Exercise goal:
Only lines that contain the word "Visual" are to be returned from the data below.

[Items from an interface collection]
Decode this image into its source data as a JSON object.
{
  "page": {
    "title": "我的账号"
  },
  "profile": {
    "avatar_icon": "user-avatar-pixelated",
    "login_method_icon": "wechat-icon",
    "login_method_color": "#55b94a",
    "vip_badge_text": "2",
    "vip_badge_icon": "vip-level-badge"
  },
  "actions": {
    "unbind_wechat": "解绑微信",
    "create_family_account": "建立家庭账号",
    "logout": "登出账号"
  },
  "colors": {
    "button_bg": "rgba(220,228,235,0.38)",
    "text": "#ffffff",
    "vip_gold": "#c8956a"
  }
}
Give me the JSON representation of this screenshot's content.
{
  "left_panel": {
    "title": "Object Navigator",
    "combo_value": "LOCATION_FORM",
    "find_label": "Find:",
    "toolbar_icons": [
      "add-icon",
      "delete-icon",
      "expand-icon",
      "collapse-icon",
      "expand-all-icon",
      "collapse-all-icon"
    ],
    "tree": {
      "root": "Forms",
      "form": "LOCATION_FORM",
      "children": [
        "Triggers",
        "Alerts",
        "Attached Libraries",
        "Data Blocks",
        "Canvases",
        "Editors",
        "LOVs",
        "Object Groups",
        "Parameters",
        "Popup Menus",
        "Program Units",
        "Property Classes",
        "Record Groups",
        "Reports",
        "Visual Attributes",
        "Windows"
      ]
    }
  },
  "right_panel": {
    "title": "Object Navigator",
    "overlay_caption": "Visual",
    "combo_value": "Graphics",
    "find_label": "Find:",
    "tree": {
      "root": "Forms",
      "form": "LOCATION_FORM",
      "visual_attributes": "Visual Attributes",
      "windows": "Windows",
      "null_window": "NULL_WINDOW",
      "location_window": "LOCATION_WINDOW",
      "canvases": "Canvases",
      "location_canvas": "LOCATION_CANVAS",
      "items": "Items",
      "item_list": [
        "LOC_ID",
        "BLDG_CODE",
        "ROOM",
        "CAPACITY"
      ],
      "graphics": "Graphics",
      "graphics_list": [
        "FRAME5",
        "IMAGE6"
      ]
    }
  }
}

Solution for this exercise:
        "Visual Attributes",
    "overlay_caption": "Visual",
      "visual_attributes": "Visual Attributes",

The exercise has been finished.